> **TRY IT**
When you write the records again, keep every line exactly as it was.

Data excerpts
====
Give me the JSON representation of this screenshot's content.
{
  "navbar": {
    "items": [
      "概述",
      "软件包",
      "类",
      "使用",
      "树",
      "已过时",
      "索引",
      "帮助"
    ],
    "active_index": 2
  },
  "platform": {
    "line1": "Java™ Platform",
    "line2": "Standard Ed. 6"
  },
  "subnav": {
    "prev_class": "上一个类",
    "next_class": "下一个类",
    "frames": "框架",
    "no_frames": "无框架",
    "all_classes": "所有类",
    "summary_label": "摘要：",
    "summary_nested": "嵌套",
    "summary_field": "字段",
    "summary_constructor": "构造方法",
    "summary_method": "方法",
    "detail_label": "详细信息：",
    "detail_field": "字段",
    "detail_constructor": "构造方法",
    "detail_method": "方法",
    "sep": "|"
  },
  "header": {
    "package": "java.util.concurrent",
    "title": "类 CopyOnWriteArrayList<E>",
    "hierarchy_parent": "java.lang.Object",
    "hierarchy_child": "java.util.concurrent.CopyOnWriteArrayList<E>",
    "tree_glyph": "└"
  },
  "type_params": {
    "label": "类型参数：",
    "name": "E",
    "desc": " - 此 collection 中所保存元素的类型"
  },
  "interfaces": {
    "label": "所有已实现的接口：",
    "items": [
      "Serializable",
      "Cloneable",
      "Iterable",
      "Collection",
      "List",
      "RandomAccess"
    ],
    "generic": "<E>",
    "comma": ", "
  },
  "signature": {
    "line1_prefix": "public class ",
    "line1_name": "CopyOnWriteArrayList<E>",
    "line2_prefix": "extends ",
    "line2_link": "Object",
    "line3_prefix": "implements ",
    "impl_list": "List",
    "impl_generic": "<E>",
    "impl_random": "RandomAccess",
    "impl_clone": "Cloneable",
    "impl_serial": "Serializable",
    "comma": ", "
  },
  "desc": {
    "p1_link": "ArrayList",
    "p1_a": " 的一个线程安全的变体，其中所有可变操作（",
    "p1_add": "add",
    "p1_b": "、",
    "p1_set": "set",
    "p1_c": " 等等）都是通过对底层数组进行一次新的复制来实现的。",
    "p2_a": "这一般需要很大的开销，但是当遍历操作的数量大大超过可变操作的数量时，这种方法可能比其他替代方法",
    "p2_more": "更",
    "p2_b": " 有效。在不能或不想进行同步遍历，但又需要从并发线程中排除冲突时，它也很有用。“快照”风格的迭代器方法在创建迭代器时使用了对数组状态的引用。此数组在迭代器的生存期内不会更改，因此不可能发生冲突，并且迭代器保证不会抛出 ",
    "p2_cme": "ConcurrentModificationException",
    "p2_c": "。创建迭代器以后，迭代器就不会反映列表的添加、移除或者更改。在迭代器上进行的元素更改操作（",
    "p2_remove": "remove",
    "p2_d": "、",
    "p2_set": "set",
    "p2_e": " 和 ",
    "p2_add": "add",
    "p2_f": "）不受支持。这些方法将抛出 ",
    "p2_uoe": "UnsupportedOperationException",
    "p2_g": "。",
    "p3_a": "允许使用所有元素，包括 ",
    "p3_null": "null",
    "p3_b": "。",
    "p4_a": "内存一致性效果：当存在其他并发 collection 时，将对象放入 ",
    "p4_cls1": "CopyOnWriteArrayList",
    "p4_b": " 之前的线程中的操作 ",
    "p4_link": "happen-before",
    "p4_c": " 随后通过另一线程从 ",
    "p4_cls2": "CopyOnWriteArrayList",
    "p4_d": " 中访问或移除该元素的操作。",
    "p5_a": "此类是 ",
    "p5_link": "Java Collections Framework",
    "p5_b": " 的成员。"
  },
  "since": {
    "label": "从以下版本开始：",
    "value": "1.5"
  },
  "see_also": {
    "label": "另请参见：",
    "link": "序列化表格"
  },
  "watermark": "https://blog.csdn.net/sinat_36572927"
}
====
> **ANSWER BOX**
Give me the JSON representation of this screenshot's content.
{
  "navbar": {
    "items": [
      "概述",
      "软件包",
      "类",
      "使用",
      "树",
      "已过时",
      "索引",
      "帮助"
    ],
    "active_index": 2
  },
  "platform": {
    "line1": "Java™ Platform",
    "line2": "Standard Ed. 6"
  },
  "subnav": {
    "prev_class": "上一个类",
    "next_class": "下一个类",
    "frames": "框架",
    "no_frames": "无框架",
    "all_classes": "所有类",
    "summary_label": "摘要：",
    "summary_nested": "嵌套",
    "summary_field": "字段",
    "summary_constructor": "构造方法",
    "summary_method": "方法",
    "detail_label": "详细信息：",
    "detail_field": "字段",
    "detail_constructor": "构造方法",
    "detail_method": "方法",
    "sep": "|"
  },
  "header": {
    "package": "java.util.concurrent",
    "title": "类 CopyOnWriteArrayList<E>",
    "hierarchy_parent": "java.lang.Object",
    "hierarchy_child": "java.util.concurrent.CopyOnWriteArrayList<E>",
    "tree_glyph": "└"
  },
  "type_params": {
    "label": "类型参数：",
    "name": "E",
    "desc": " - 此 collection 中所保存元素的类型"
  },
  "interfaces": {
    "label": "所有已实现的接口：",
    "items": [
      "Serializable",
      "Cloneable",
      "Iterable",
      "Collection",
      "List",
      "RandomAccess"
    ],
    "generic": "<E>",
    "comma": ", "
  },
  "signature": {
    "line1_prefix": "public class ",
    "line1_name": "CopyOnWriteArrayList<E>",
    "line2_prefix": "extends ",
    "line2_link": "Object",
    "line3_prefix": "implements ",
    "impl_list": "List",
    "impl_generic": "<E>",
    "impl_random": "RandomAccess",
    "impl_clone": "Cloneable",
    "impl_serial": "Serializable",
    "comma": ", "
  },
  "desc": {
    "p1_link": "ArrayList",
    "p1_a": " 的一个线程安全的变体，其中所有可变操作（",
    "p1_add": "add",
    "p1_b": "、",
    "p1_set": "set",
    "p1_c": " 等等）都是通过对底层数组进行一次新的复制来实现的。",
    "p2_a": "这一般需要很大的开销，但是当遍历操作的数量大大超过可变操作的数量时，这种方法可能比其他替代方法",
    "p2_more": "更",
    "p2_b": " 有效。在不能或不想进行同步遍历，但又需要从并发线程中排除冲突时，它也很有用。“快照”风格的迭代器方法在创建迭代器时使用了对数组状态的引用。此数组在迭代器的生存期内不会更改，因此不可能发生冲突，并且迭代器保证不会抛出 ",
    "p2_cme": "ConcurrentModificationException",
    "p2_c": "。创建迭代器以后，迭代器就不会反映列表的添加、移除或者更改。在迭代器上进行的元素更改操作（",
    "p2_remove": "remove",
    "p2_d": "、",
    "p2_set": "set",
    "p2_e": " 和 ",
    "p2_add": "add",
    "p2_f": "）不受支持。这些方法将抛出 ",
    "p2_uoe": "UnsupportedOperationException",
    "p2_g": "。",
    "p3_a": "允许使用所有元素，包括 ",
    "p3_null": "null",
    "p3_b": "。",
    "p4_a": "内存一致性效果：当存在其他并发 collection 时，将对象放入 ",
    "p4_cls1": "CopyOnWriteArrayList",
    "p4_b": " 之前的线程中的操作 ",
    "p4_link": "happen-before",
    "p4_c": " 随后通过另一线程从 ",
    "p4_cls2": "CopyOnWriteArrayList",
    "p4_d": " 中访问或移除该元素的操作。",
    "p5_a": "此类是 ",
    "p5_link": "Java Collections Framework",
    "p5_b": " 的成员。"
  },
  "since": {
    "label": "从以下版本开始：",
    "value": "1.5"
  },
  "see_also": {
    "label": "另请参见：",
    "link": "序列化表格"
  },
  "watermark": "https://blog.csdn.net/sinat_36572927"
}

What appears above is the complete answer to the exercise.